REQUIRED ACTION - An exact copy of the entries below is needed, with every picture left out.

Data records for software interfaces
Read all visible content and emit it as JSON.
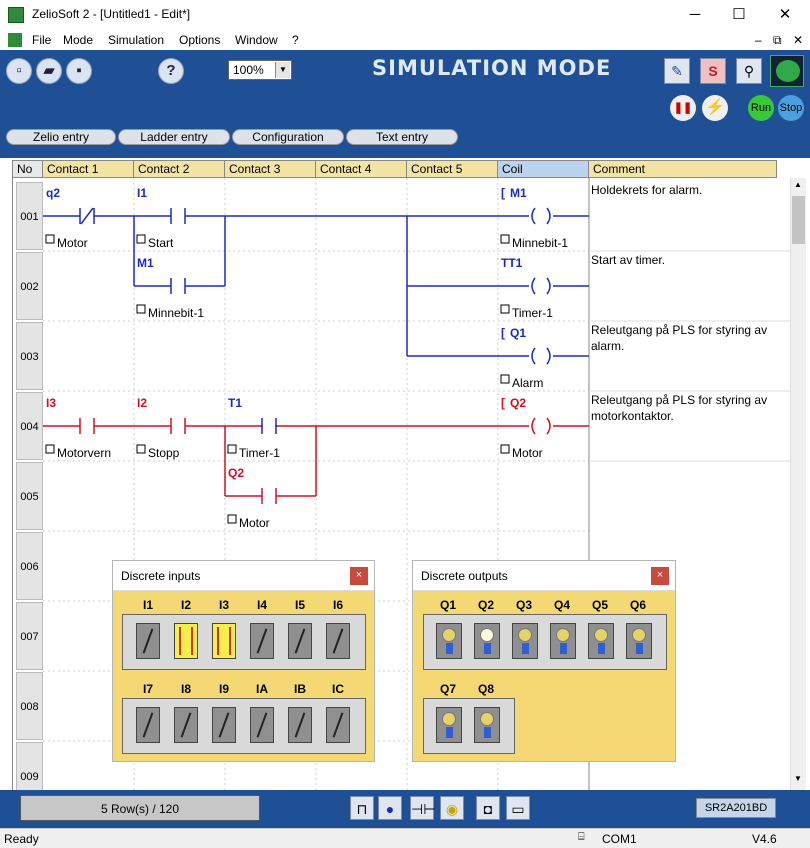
{
  "window": {
    "title": "ZelioSoft 2 - [Untitled1 - Edit*]",
    "min": "─",
    "max": "☐",
    "close": "✕"
  },
  "menu": {
    "items": [
      "File",
      "Mode",
      "Simulation",
      "Options",
      "Window",
      "?"
    ],
    "mdi": [
      "–",
      "⧉",
      "✕"
    ]
  },
  "toolbar": {
    "zoom": "100%",
    "mode_title": "SIMULATION MODE",
    "s_label": "S",
    "run": "Run",
    "stop": "Stop",
    "help": "?"
  },
  "tabs": [
    "Zelio entry",
    "Ladder entry",
    "Configuration",
    "Text entry"
  ],
  "grid": {
    "headers": [
      "No",
      "Contact 1",
      "Contact 2",
      "Contact 3",
      "Contact 4",
      "Contact 5",
      "Coil",
      "Comment"
    ],
    "rows": [
      "001",
      "002",
      "003",
      "004",
      "005",
      "006",
      "007",
      "008",
      "009"
    ],
    "comments": {
      "r1": "Holdekrets for alarm.",
      "r2": "Start av timer.",
      "r3": "Releutgang på PLS for styring av alarm.",
      "r4": "Releutgang på PLS for styring av motorkontaktor."
    },
    "elements": {
      "q2": "q2",
      "motor1": "Motor",
      "i1": "I1",
      "start": "Start",
      "m1c": "M1",
      "minnebit1": "Minnebit-1",
      "coil1": "M1",
      "coil1lbl": "Minnebit-1",
      "coil2": "TT1",
      "coil2lbl": "Timer-1",
      "coil3": "Q1",
      "coil3lbl": "Alarm",
      "i3": "I3",
      "motorvern": "Motorvern",
      "i2": "I2",
      "stopp": "Stopp",
      "t1": "T1",
      "timer1": "Timer-1",
      "coil4": "Q2",
      "coil4lbl": "Motor",
      "q2b": "Q2",
      "motor2": "Motor",
      "coilbracket": "["
    }
  },
  "status": {
    "rows": "5 Row(s) / 120",
    "model": "SR2A201BD",
    "ready": "Ready",
    "port": "COM1",
    "version": "V4.6"
  },
  "inputs_panel": {
    "title": "Discrete inputs",
    "close": "×",
    "row1": [
      "I1",
      "I2",
      "I3",
      "I4",
      "I5",
      "I6"
    ],
    "row2": [
      "I7",
      "I8",
      "I9",
      "IA",
      "IB",
      "IC"
    ],
    "states_row1": [
      false,
      true,
      true,
      false,
      false,
      false
    ],
    "states_row2": [
      false,
      false,
      false,
      false,
      false,
      false
    ]
  },
  "outputs_panel": {
    "title": "Discrete outputs",
    "close": "×",
    "row1": [
      "Q1",
      "Q2",
      "Q3",
      "Q4",
      "Q5",
      "Q6"
    ],
    "row2": [
      "Q7",
      "Q8"
    ],
    "states_row1": [
      false,
      true,
      false,
      false,
      false,
      false
    ],
    "states_row2": [
      false,
      false
    ]
  },
  "colors": {
    "toolbar_bg": "#1f4f95",
    "active_line": "#d01020",
    "inactive_line": "#1a2bbd",
    "panel_bg": "#f4d874",
    "header_bg": "#f3e4a4"
  }
}
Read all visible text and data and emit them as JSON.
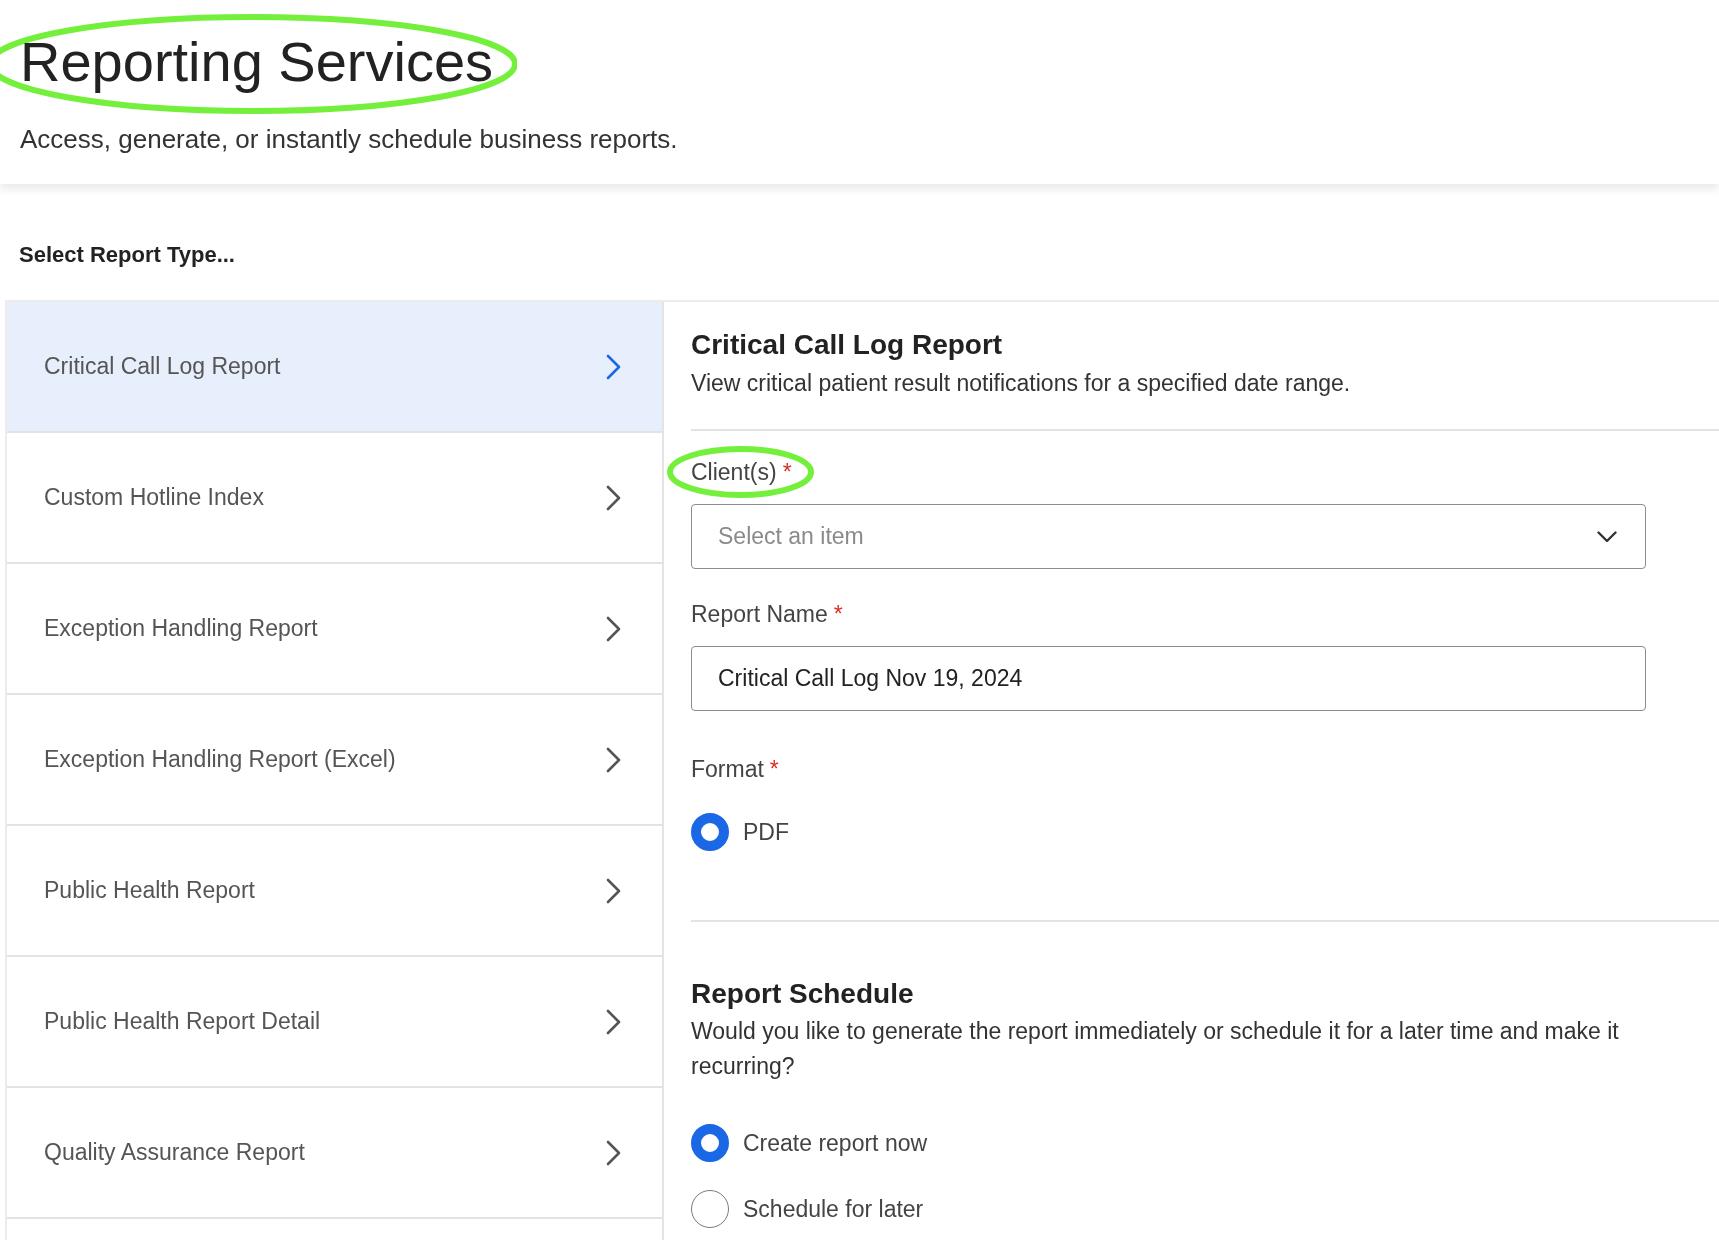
{
  "header": {
    "title": "Reporting Services",
    "title_highlighted": true,
    "subtitle": "Access, generate, or instantly schedule business reports."
  },
  "report_types": {
    "heading": "Select Report Type...",
    "items": [
      {
        "label": "Critical Call Log Report",
        "selected": true
      },
      {
        "label": "Custom Hotline Index",
        "selected": false
      },
      {
        "label": "Exception Handling Report",
        "selected": false
      },
      {
        "label": "Exception Handling Report (Excel)",
        "selected": false
      },
      {
        "label": "Public Health Report",
        "selected": false
      },
      {
        "label": "Public Health Report Detail",
        "selected": false
      },
      {
        "label": "Quality Assurance Report",
        "selected": false
      }
    ]
  },
  "form": {
    "title": "Critical Call Log Report",
    "description": "View critical patient result notifications for a specified date range.",
    "fields": [
      {
        "kind": "select",
        "label": "Client(s)",
        "required_mark": "*",
        "highlighted": true,
        "placeholder": "Select an item"
      },
      {
        "kind": "text",
        "label": "Report Name",
        "required_mark": "*",
        "highlighted": false,
        "value": "Critical Call Log Nov 19, 2024"
      },
      {
        "kind": "radio",
        "label": "Format",
        "required_mark": "*",
        "highlighted": false,
        "options": [
          {
            "label": "PDF",
            "selected": true
          }
        ]
      }
    ]
  },
  "schedule": {
    "title": "Report Schedule",
    "description": "Would you like to generate the report immediately or schedule it for a later time and make it recurring?",
    "options": [
      {
        "label": "Create report now",
        "selected": true
      },
      {
        "label": "Schedule for later",
        "selected": false
      }
    ]
  }
}
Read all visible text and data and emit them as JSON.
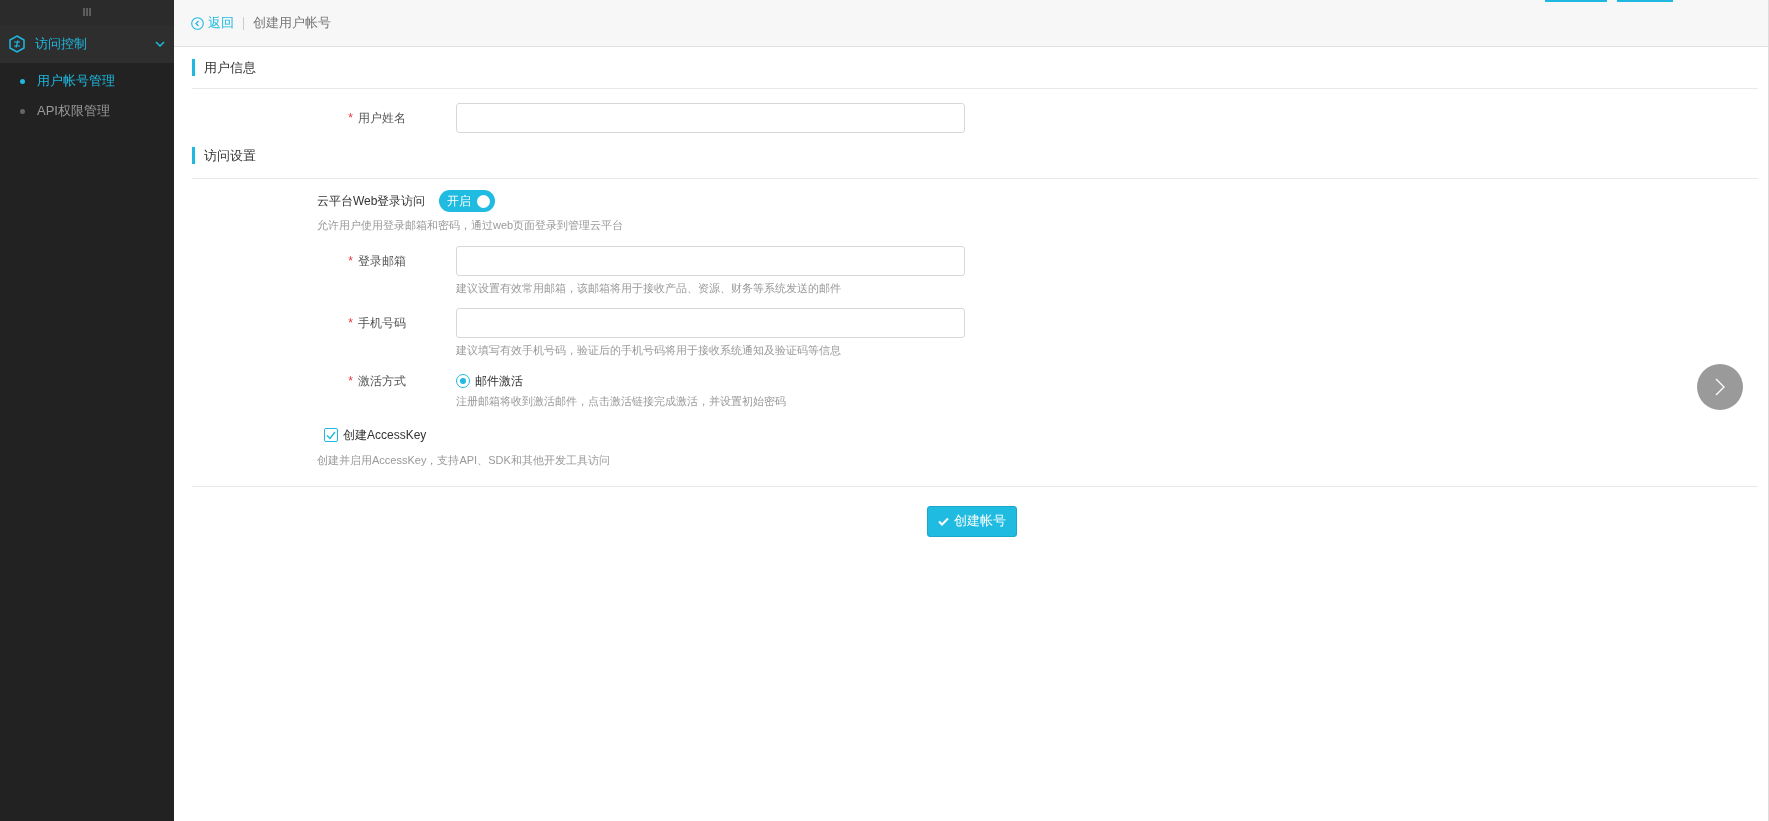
{
  "sidebar": {
    "toggle": "III",
    "group": {
      "label": "访问控制",
      "expanded": true
    },
    "items": [
      {
        "label": "用户帐号管理",
        "selected": true
      },
      {
        "label": "API权限管理",
        "selected": false
      }
    ]
  },
  "header": {
    "back": "返回",
    "title": "创建用户帐号"
  },
  "sections": [
    {
      "title": "用户信息"
    },
    {
      "title": "访问设置"
    }
  ],
  "username": {
    "label": "用户姓名",
    "required_mark": "*"
  },
  "web_login": {
    "label": "云平台Web登录访问",
    "toggle": {
      "label": "开启",
      "on": true
    },
    "description": "允许用户使用登录邮箱和密码，通过web页面登录到管理云平台"
  },
  "fields": [
    {
      "label": "登录邮箱",
      "required_mark": "*",
      "hint": "建议设置有效常用邮箱，该邮箱将用于接收产品、资源、财务等系统发送的邮件"
    },
    {
      "label": "手机号码",
      "required_mark": "*",
      "hint": "建议填写有效手机号码，验证后的手机号码将用于接收系统通知及验证码等信息"
    }
  ],
  "activation": {
    "label": "激活方式",
    "required_mark": "*",
    "options": [
      {
        "label": "邮件激活",
        "selected": true
      }
    ],
    "hint": "注册邮箱将收到激活邮件，点击激活链接完成激活，并设置初始密码"
  },
  "access_key": {
    "label": "创建AccessKey",
    "checked": true,
    "description": "创建并启用AccessKey，支持API、SDK和其他开发工具访问"
  },
  "submit": "创建帐号"
}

ANSWER AREA -
Read all visible content and emit it as JSON.
{
  "window": {
    "title": "ZelioSoft 2 - [Untitled1 - Edit*]",
    "min": "─",
    "max": "☐",
    "close": "✕"
  },
  "menu": {
    "items": [
      "File",
      "Mode",
      "Simulation",
      "Options",
      "Window",
      "?"
    ],
    "mdi": [
      "–",
      "⧉",
      "✕"
    ]
  },
  "toolbar": {
    "zoom": "100%",
    "mode_title": "SIMULATION MODE",
    "s_label": "S",
    "run": "Run",
    "stop": "Stop",
    "help": "?"
  },
  "tabs": [
    "Zelio entry",
    "Ladder entry",
    "Configuration",
    "Text entry"
  ],
  "grid": {
    "headers": [
      "No",
      "Contact 1",
      "Contact 2",
      "Contact 3",
      "Contact 4",
      "Contact 5",
      "Coil",
      "Comment"
    ],
    "rows": [
      "001",
      "002",
      "003",
      "004",
      "005",
      "006",
      "007",
      "008",
      "009"
    ],
    "comments": {
      "r1": "Holdekrets for alarm.",
      "r2": "Start av timer.",
      "r3": "Releutgang på PLS for styring av alarm.",
      "r4": "Releutgang på PLS for styring av motorkontaktor."
    },
    "elements": {
      "q2": "q2",
      "motor1": "Motor",
      "i1": "I1",
      "start": "Start",
      "m1c": "M1",
      "minnebit1": "Minnebit-1",
      "coil1": "M1",
      "coil1lbl": "Minnebit-1",
      "coil2": "TT1",
      "coil2lbl": "Timer-1",
      "coil3": "Q1",
      "coil3lbl": "Alarm",
      "i3": "I3",
      "motorvern": "Motorvern",
      "i2": "I2",
      "stopp": "Stopp",
      "t1": "T1",
      "timer1": "Timer-1",
      "coil4": "Q2",
      "coil4lbl": "Motor",
      "q2b": "Q2",
      "motor2": "Motor",
      "coilbracket": "["
    }
  },
  "status": {
    "rows": "5 Row(s) / 120",
    "model": "SR2A201BD",
    "ready": "Ready",
    "port": "COM1",
    "version": "V4.6"
  },
  "inputs_panel": {
    "title": "Discrete inputs",
    "close": "×",
    "row1": [
      "I1",
      "I2",
      "I3",
      "I4",
      "I5",
      "I6"
    ],
    "row2": [
      "I7",
      "I8",
      "I9",
      "IA",
      "IB",
      "IC"
    ],
    "states_row1": [
      false,
      true,
      true,
      false,
      false,
      false
    ],
    "states_row2": [
      false,
      false,
      false,
      false,
      false,
      false
    ]
  },
  "outputs_panel": {
    "title": "Discrete outputs",
    "close": "×",
    "row1": [
      "Q1",
      "Q2",
      "Q3",
      "Q4",
      "Q5",
      "Q6"
    ],
    "row2": [
      "Q7",
      "Q8"
    ],
    "states_row1": [
      false,
      true,
      false,
      false,
      false,
      false
    ],
    "states_row2": [
      false,
      false
    ]
  },
  "colors": {
    "toolbar_bg": "#1f4f95",
    "active_line": "#d01020",
    "inactive_line": "#1a2bbd",
    "panel_bg": "#f4d874",
    "header_bg": "#f3e4a4"
  }
}
Read all visible text and data and emit them as JSON.
{
  "header": {
    "title": "Reporting Services",
    "title_highlighted": true,
    "subtitle": "Access, generate, or instantly schedule business reports."
  },
  "report_types": {
    "heading": "Select Report Type...",
    "items": [
      {
        "label": "Critical Call Log Report",
        "selected": true
      },
      {
        "label": "Custom Hotline Index",
        "selected": false
      },
      {
        "label": "Exception Handling Report",
        "selected": false
      },
      {
        "label": "Exception Handling Report (Excel)",
        "selected": false
      },
      {
        "label": "Public Health Report",
        "selected": false
      },
      {
        "label": "Public Health Report Detail",
        "selected": false
      },
      {
        "label": "Quality Assurance Report",
        "selected": false
      }
    ]
  },
  "form": {
    "title": "Critical Call Log Report",
    "description": "View critical patient result notifications for a specified date range.",
    "fields": [
      {
        "kind": "select",
        "label": "Client(s)",
        "required_mark": "*",
        "highlighted": true,
        "placeholder": "Select an item"
      },
      {
        "kind": "text",
        "label": "Report Name",
        "required_mark": "*",
        "highlighted": false,
        "value": "Critical Call Log Nov 19, 2024"
      },
      {
        "kind": "radio",
        "label": "Format",
        "required_mark": "*",
        "highlighted": false,
        "options": [
          {
            "label": "PDF",
            "selected": true
          }
        ]
      }
    ]
  },
  "schedule": {
    "title": "Report Schedule",
    "description": "Would you like to generate the report immediately or schedule it for a later time and make it recurring?",
    "options": [
      {
        "label": "Create report now",
        "selected": true
      },
      {
        "label": "Schedule for later",
        "selected": false
      }
    ]
  }
}
Read all visible text and data and emit them as JSON.
{
  "sidebar": {
    "toggle": "III",
    "group": {
      "label": "访问控制",
      "expanded": true
    },
    "items": [
      {
        "label": "用户帐号管理",
        "selected": true
      },
      {
        "label": "API权限管理",
        "selected": false
      }
    ]
  },
  "header": {
    "back": "返回",
    "title": "创建用户帐号"
  },
  "sections": [
    {
      "title": "用户信息"
    },
    {
      "title": "访问设置"
    }
  ],
  "username": {
    "label": "用户姓名",
    "required_mark": "*"
  },
  "web_login": {
    "label": "云平台Web登录访问",
    "toggle": {
      "label": "开启",
      "on": true
    },
    "description": "允许用户使用登录邮箱和密码，通过web页面登录到管理云平台"
  },
  "fields": [
    {
      "label": "登录邮箱",
      "required_mark": "*",
      "hint": "建议设置有效常用邮箱，该邮箱将用于接收产品、资源、财务等系统发送的邮件"
    },
    {
      "label": "手机号码",
      "required_mark": "*",
      "hint": "建议填写有效手机号码，验证后的手机号码将用于接收系统通知及验证码等信息"
    }
  ],
  "activation": {
    "label": "激活方式",
    "required_mark": "*",
    "options": [
      {
        "label": "邮件激活",
        "selected": true
      }
    ],
    "hint": "注册邮箱将收到激活邮件，点击激活链接完成激活，并设置初始密码"
  },
  "access_key": {
    "label": "创建AccessKey",
    "checked": true,
    "description": "创建并启用AccessKey，支持API、SDK和其他开发工具访问"
  },
  "submit": "创建帐号"
}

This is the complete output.